GOAL OF THE EXERCISE: Take each line of the data that contains the string "title" and copy it.

Dataset rows describing interfaces
□ □ □ □

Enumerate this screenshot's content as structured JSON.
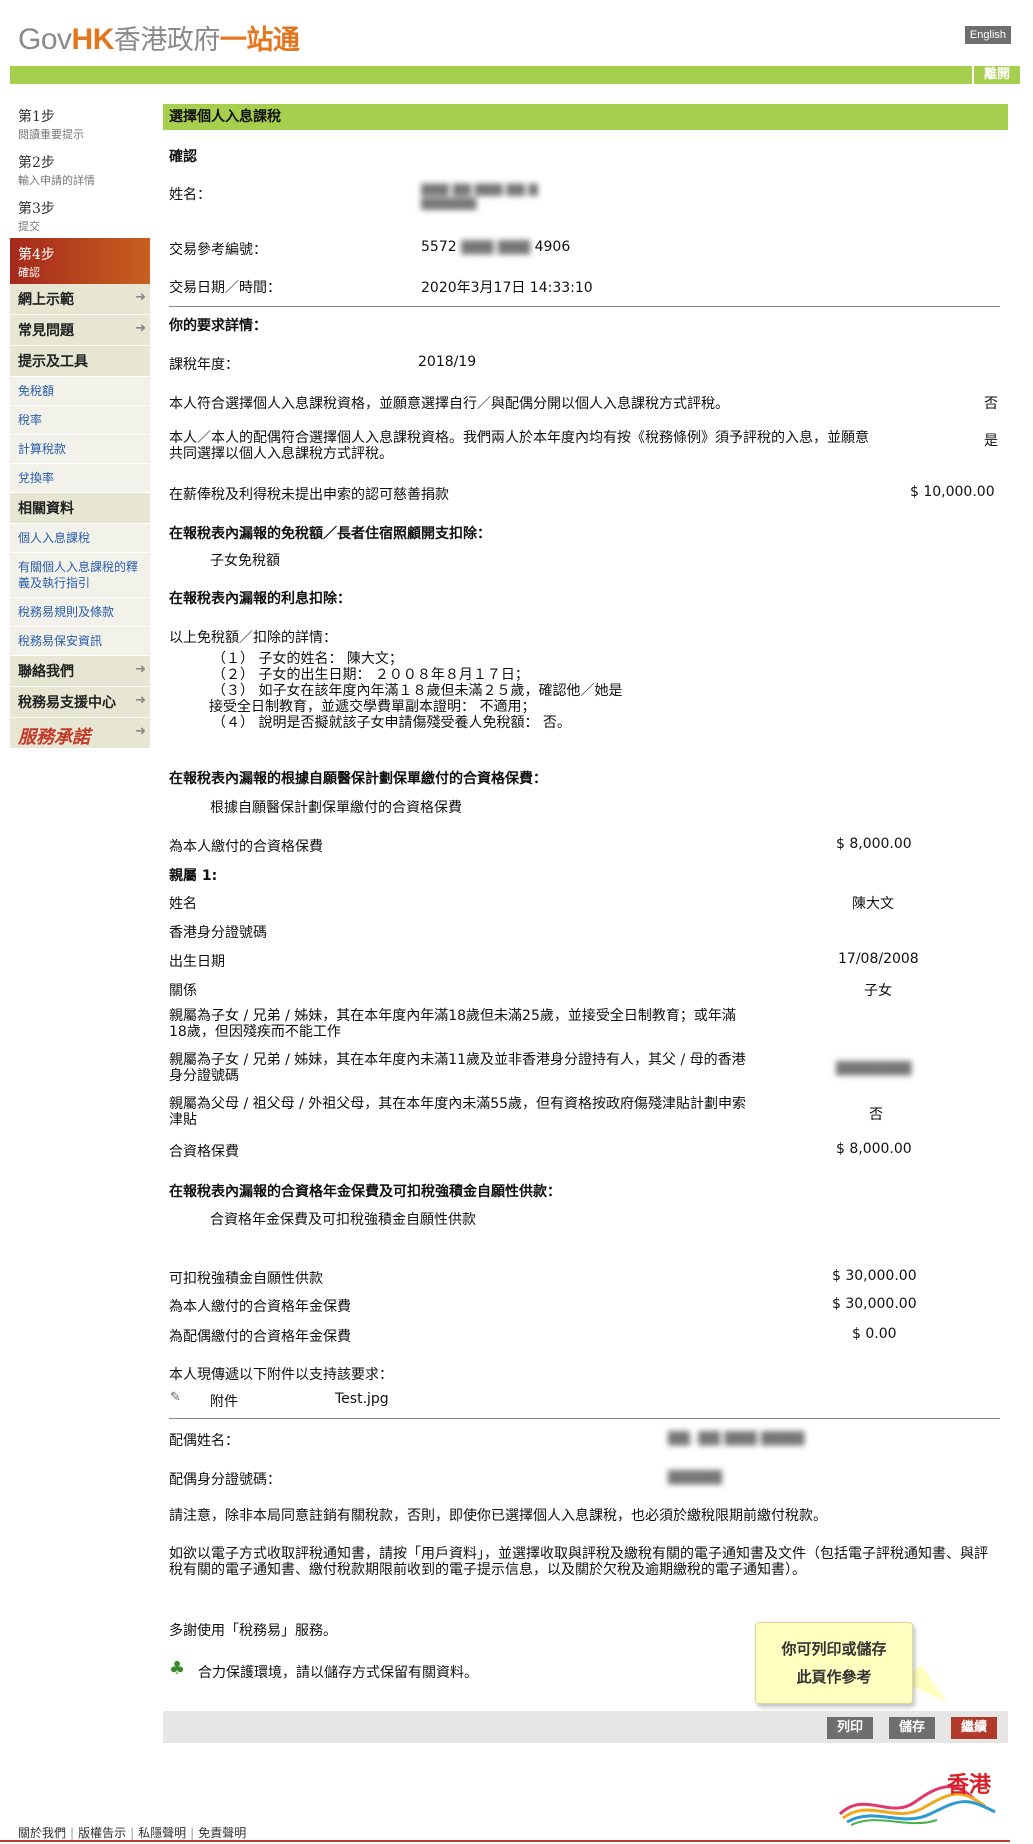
{
  "header": {
    "logo": {
      "gov": "Gov",
      "hk": "HK",
      "zh1": "香港政府",
      "zh2": "一站通"
    },
    "lang": "English",
    "logout": "離開"
  },
  "sidebar": {
    "steps": [
      {
        "title": "第1步",
        "desc": "閱讀重要提示"
      },
      {
        "title": "第2步",
        "desc": "輸入申請的詳情"
      },
      {
        "title": "第3步",
        "desc": "提交"
      },
      {
        "title": "第4步",
        "desc": "確認"
      }
    ],
    "sections": {
      "demo": "網上示範",
      "faq": "常見問題",
      "tools": "提示及工具",
      "related": "相關資料",
      "contact": "聯絡我們",
      "support": "稅務易支援中心"
    },
    "tool_links": [
      "免稅額",
      "稅率",
      "計算稅款",
      "兌換率"
    ],
    "related_links": [
      "個人入息課稅",
      "有關個人入息課稅的釋義及執行指引",
      "稅務易規則及條款",
      "稅務易保安資訊"
    ],
    "service_logo": "服務承諾"
  },
  "main": {
    "title": "選擇個人入息課稅",
    "confirm_heading": "確認",
    "name_label": "姓名：",
    "ref_label": "交易參考編號：",
    "ref_prefix": "5572",
    "ref_suffix": "4906",
    "date_label": "交易日期／時間：",
    "date_value": "2020年3月17日  14:33:10",
    "details_heading": "你的要求詳情：",
    "year_label": "課稅年度：",
    "year_value": "2018/19",
    "q1": "本人符合選擇個人入息課稅資格，並願意選擇自行／與配偶分開以個人入息課稅方式評稅。",
    "q1_value": "否",
    "q2": "本人／本人的配偶符合選擇個人入息課稅資格。我們兩人於本年度內均有按《稅務條例》須予評稅的入息，並願意共同選擇以個人入息課稅方式評稅。",
    "q2_value": "是",
    "charity_label": "在薪俸稅及利得稅未提出申索的認可慈善捐款",
    "charity_value": "$ 10,000.00",
    "allowance_heading": "在報稅表內漏報的免稅額／長者住宿照顧開支扣除：",
    "allowance_item": "子女免稅額",
    "interest_heading": "在報稅表內漏報的利息扣除：",
    "detail_intro": "以上免稅額／扣除的詳情：",
    "detail_lines": [
      "（１）  子女的姓名：  陳大文；",
      "（２）  子女的出生日期：  ２００８年８月１７日；",
      "（３）  如子女在該年度內年滿１８歲但未滿２５歲，確認他／她是",
      "接受全日制教育，並遞交學費單副本證明：  不適用；",
      "（４）  說明是否擬就該子女申請傷殘受養人免稅額：  否。"
    ],
    "vhis_heading": "在報稅表內漏報的根據自願醫保計劃保單繳付的合資格保費：",
    "vhis_item": "根據自願醫保計劃保單繳付的合資格保費",
    "self_premium_label": "為本人繳付的合資格保費",
    "self_premium_value": "$ 8,000.00",
    "relative_heading": "親屬 1:",
    "rel_name_label": "姓名",
    "rel_name_value": "陳大文",
    "rel_hkid_label": "香港身分證號碼",
    "rel_dob_label": "出生日期",
    "rel_dob_value": "17/08/2008",
    "rel_relation_label": "關係",
    "rel_relation_value": "子女",
    "rel_q1": "親屬為子女 / 兄弟 / 姊妹，其在本年度內年滿18歲但未滿25歲，並接受全日制教育；或年滿18歲，但因殘疾而不能工作",
    "rel_q2": "親屬為子女 / 兄弟 / 姊妹，其在本年度內未滿11歲及並非香港身分證持有人，其父 / 母的香港身分證號碼",
    "rel_q3": "親屬為父母 / 祖父母 / 外祖父母，其在本年度內未滿55歲，但有資格按政府傷殘津貼計劃申索津貼",
    "rel_q3_value": "否",
    "rel_premium_label": "合資格保費",
    "rel_premium_value": "$ 8,000.00",
    "mpf_heading": "在報稅表內漏報的合資格年金保費及可扣稅強積金自願性供款：",
    "mpf_item": "合資格年金保費及可扣稅強積金自願性供款",
    "mpf_tvc_label": "可扣稅強積金自願性供款",
    "mpf_tvc_value": "$ 30,000.00",
    "annuity_self_label": "為本人繳付的合資格年金保費",
    "annuity_self_value": "$ 30,000.00",
    "annuity_spouse_label": "為配偶繳付的合資格年金保費",
    "annuity_spouse_value": "$ 0.00",
    "attach_intro": "本人現傳遞以下附件以支持該要求：",
    "attach_label": "附件",
    "attach_file": "Test.jpg",
    "spouse_name_label": "配偶姓名：",
    "spouse_id_label": "配偶身分證號碼：",
    "notice1": "請注意，除非本局同意註銷有關稅款，否則，即使你已選擇個人入息課稅，也必須於繳稅限期前繳付稅款。",
    "notice2": "如欲以電子方式收取評稅通知書，請按「用戶資料」，並選擇收取與評稅及繳稅有關的電子通知書及文件（包括電子評稅通知書、與評稅有關的電子通知書、繳付稅款期限前收到的電子提示信息，以及關於欠稅及逾期繳稅的電子通知書）。",
    "thanks": "多謝使用「稅務易」服務。",
    "green_note": "合力保護環境，請以儲存方式保留有關資料。"
  },
  "tooltip": {
    "line1": "你可列印或儲存",
    "line2": "此頁作參考"
  },
  "actions": {
    "print": "列印",
    "save": "儲存",
    "next": "繼續"
  },
  "footer": {
    "links": [
      "關於我們",
      "版權告示",
      "私隱聲明",
      "免責聲明"
    ],
    "brand": "香港"
  }
}
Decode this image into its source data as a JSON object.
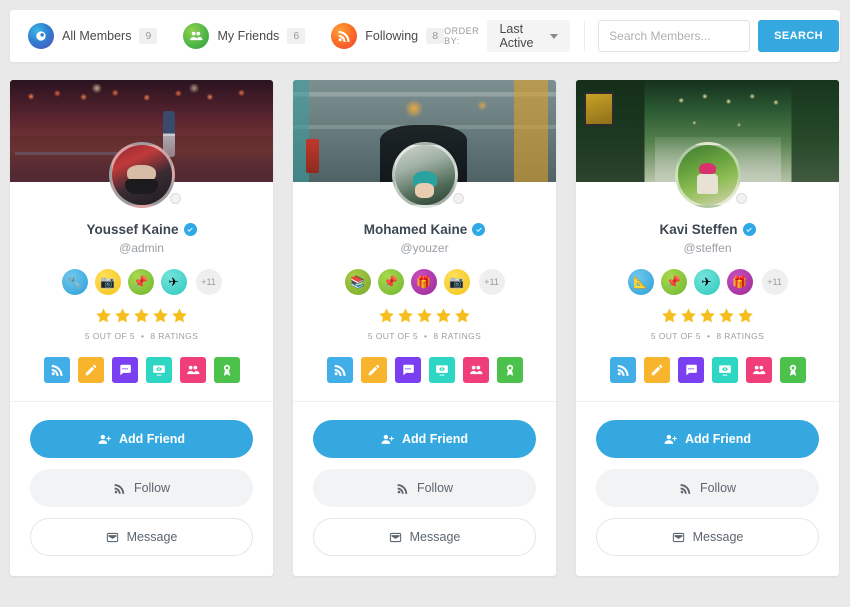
{
  "header": {
    "tabs": [
      {
        "label": "All Members",
        "count": "9",
        "icon": "members-eye-icon",
        "style": "members"
      },
      {
        "label": "My Friends",
        "count": "6",
        "icon": "friends-group-icon",
        "style": "friends"
      },
      {
        "label": "Following",
        "count": "8",
        "icon": "rss-icon",
        "style": "following"
      }
    ],
    "order_by_label": "ORDER BY:",
    "order_by_value": "Last Active",
    "search_placeholder": "Search Members...",
    "search_value": "",
    "search_button": "SEARCH"
  },
  "colors": {
    "accent": "#35a8df",
    "star": "#f5be1e",
    "page_bg": "#e9e9e9",
    "card_bg": "#ffffff",
    "verified": "#2fa8e8"
  },
  "social_tiles": [
    {
      "name": "activity-rss-icon",
      "color": "#41aee8"
    },
    {
      "name": "edit-pencil-icon",
      "color": "#f9b42d"
    },
    {
      "name": "chat-bubble-icon",
      "color": "#7b3ff2"
    },
    {
      "name": "media-monitor-icon",
      "color": "#2ed6c4"
    },
    {
      "name": "friends-group-icon",
      "color": "#ef3e7a"
    },
    {
      "name": "award-badge-icon",
      "color": "#4cc14c"
    }
  ],
  "actions": {
    "add_friend": "Add Friend",
    "follow": "Follow",
    "message": "Message"
  },
  "members": [
    {
      "name": "Youssef Kaine",
      "handle": "@admin",
      "verified": true,
      "stars": 5,
      "rating_text": "5 OUT OF 5",
      "ratings_count_text": "8 RATINGS",
      "badges_more": "+11",
      "badges": [
        {
          "name": "tools-badge",
          "glyph": "🔧",
          "style": "b-blue"
        },
        {
          "name": "camera-badge",
          "glyph": "📷",
          "style": "b-yellow"
        },
        {
          "name": "pushpin-badge",
          "glyph": "📌",
          "style": "b-green"
        },
        {
          "name": "paper-plane-badge",
          "glyph": "✈",
          "style": "b-teal"
        }
      ],
      "cover": "night-street-market-cover",
      "cover_class": "cv1",
      "avatar_class": "av1"
    },
    {
      "name": "Mohamed Kaine",
      "handle": "@youzer",
      "verified": true,
      "stars": 5,
      "rating_text": "5 OUT OF 5",
      "ratings_count_text": "8 RATINGS",
      "badges_more": "+11",
      "badges": [
        {
          "name": "books-badge",
          "glyph": "📚",
          "style": "b-olive"
        },
        {
          "name": "pushpin-badge",
          "glyph": "📌",
          "style": "b-green"
        },
        {
          "name": "gift-badge",
          "glyph": "🎁",
          "style": "b-purple"
        },
        {
          "name": "camera-badge",
          "glyph": "📷",
          "style": "b-yellow"
        }
      ],
      "cover": "graffiti-wall-cover",
      "cover_class": "cv2",
      "avatar_class": "av2"
    },
    {
      "name": "Kavi Steffen",
      "handle": "@steffen",
      "verified": true,
      "stars": 5,
      "rating_text": "5 OUT OF 5",
      "ratings_count_text": "8 RATINGS",
      "badges_more": "+11",
      "badges": [
        {
          "name": "pencil-ruler-badge",
          "glyph": "📐",
          "style": "b-blue"
        },
        {
          "name": "pushpin-badge",
          "glyph": "📌",
          "style": "b-green"
        },
        {
          "name": "paper-plane-badge",
          "glyph": "✈",
          "style": "b-teal"
        },
        {
          "name": "gift-badge",
          "glyph": "🎁",
          "style": "b-purple"
        }
      ],
      "cover": "lantern-street-cover",
      "cover_class": "cv3",
      "avatar_class": "av3"
    }
  ]
}
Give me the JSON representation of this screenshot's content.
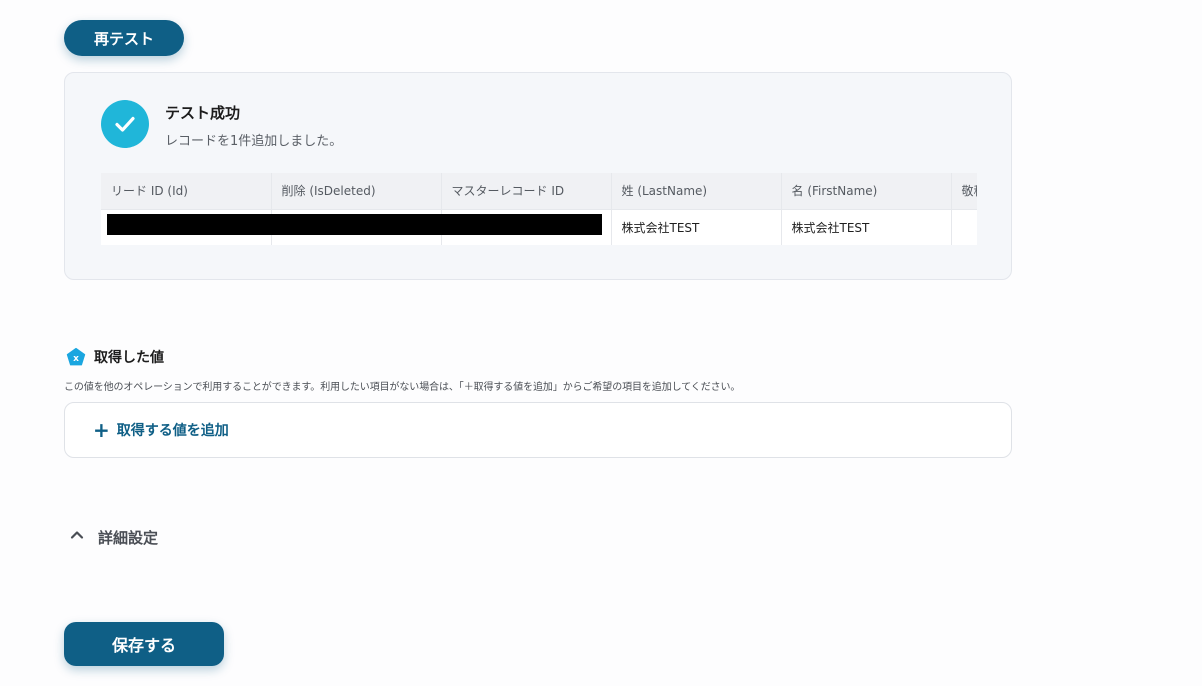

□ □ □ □

EXERCISE ANSWER:
        "title": "第1步",
        "title": "第2步",
        "title": "第3步",
        "title": "第4步",
    "title": "選擇個人入息課稅",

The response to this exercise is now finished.